At the Times, total revenues decreased 7.5% compared to last year. Revenue for News Corp., including Dow Jones properties—The Wall Street Journal (reported separately for the first time) and Barron’s Group titles—was down 22% compared to last year.
Changing of the guard
This was the last earnings report for Mark Thompson, president and CEO of the Times, as he announced his departure, making way for Meredith Kopit Levien to fill the role. British-born Thompson, who worked most of his career in the U.K., joked that future earnings would not be given in “Queen’s English” but rather would be “in American.”
“To paraphrase George III in Hamilton, good luck with that,” Thompson said.
Digital subscriptions continue to grow
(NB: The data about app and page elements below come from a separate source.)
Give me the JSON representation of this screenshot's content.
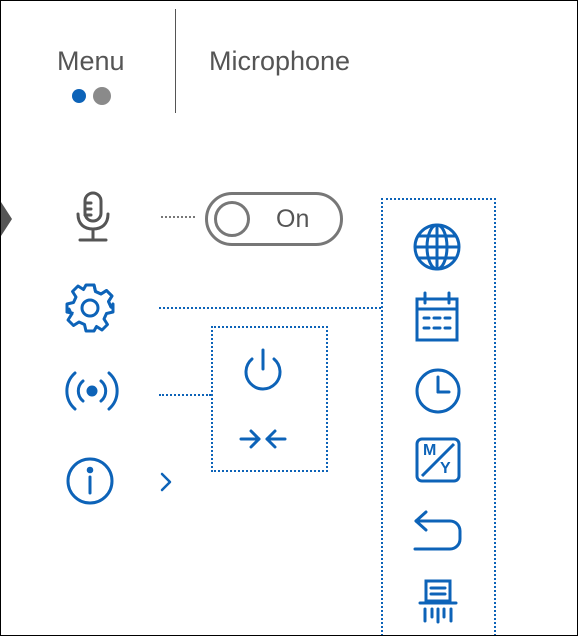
{
  "header": {
    "menu_label": "Menu",
    "section_label": "Microphone",
    "page_dots": {
      "count": 2,
      "active_index": 0
    }
  },
  "microphone": {
    "toggle_label": "On",
    "state": "on"
  },
  "icons": {
    "side": [
      "microphone-icon",
      "gear-icon",
      "wifi-signal-icon",
      "info-icon"
    ],
    "info_submenu_arrow": "chevron-right-icon",
    "wifi_submenu": [
      "power-icon",
      "reset-compress-icon"
    ],
    "settings_submenu": [
      "globe-icon",
      "calendar-icon",
      "clock-icon",
      "date-format-icon",
      "back-return-icon",
      "shredder-icon"
    ],
    "selection_marker": "triangle-pointer-icon"
  },
  "date_format_icon_letters": {
    "top": "M",
    "bottom": "Y"
  },
  "colors": {
    "accent_blue": "#0d63b8",
    "text_gray": "#555555",
    "dot_active": "#0d63b8",
    "dot_inactive": "#8a8a8a",
    "pointer_gray": "#555555"
  }
}
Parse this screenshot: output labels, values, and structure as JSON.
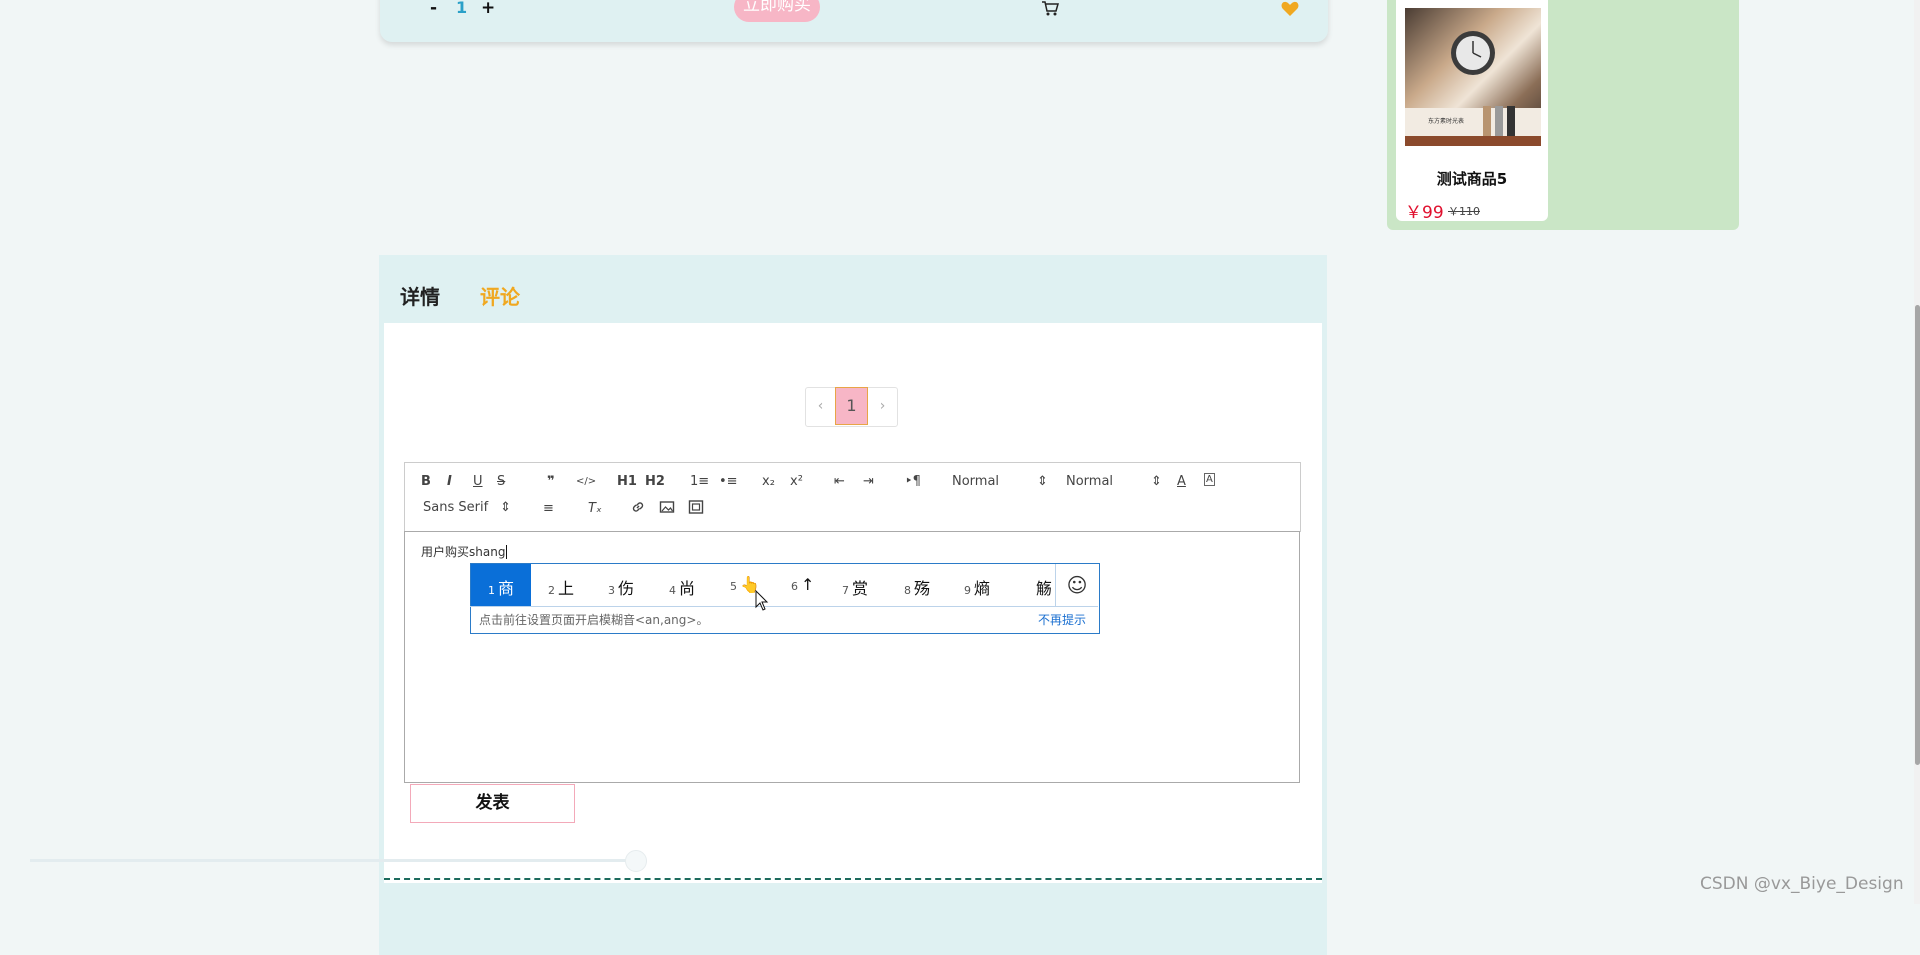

Gannett saw a 30% increase of digital-only subscribers compared to last year, reaching 925,000 in the second quarter. The company is poised to surpass 1 million digital-only subscribers in “the next few months,” Reed said, and will become a “major driver” for the business as subscription revenue is already the largest income category.
This was a record-setting quarter for digital subscriptions at the Times, with 493,000 new subscriptions added and a total of 669,000 net new digital subscriptions. In all, the Times has 5.7 million total digital-only subscriptions and 6.5 million total subscriptions. Its subscription business represented nearly 75% of revenue last quarter. “We are making steady progress on the levers and drivers of subscription, though the unusual market conditions are clearly amplifying their effect,” said Kopit Levien.
The Wall Street Journal grew to 3 million total subscriptions for the quarter, with digital-only subscriptions growing 23% to more than 2.2 million.
Digital revenue outperformed print revenue at the Times
For the first time, the Times earned more money online than it did in print—a promising hurdle to overcome as readers change their consumption habits.
“Now, this is taking its time coming, not because we’ve been slower than others to execute our digital strategy—quite the contrary—but because our great print platform has remained so resilient. But it’s clearly a watershed moment in the transformation of the Times,” Thompson said.
Advertising revenue hit hardest
Gannett CEO Mike Reed acknowledged advertising was “the hardest hit category” for the company, as it was for other media organizations. Alt-weeklies and local news outlets have been hit hardest as local businesses cut their own marketing budgets as Covid-19 continued to spread across the U.S.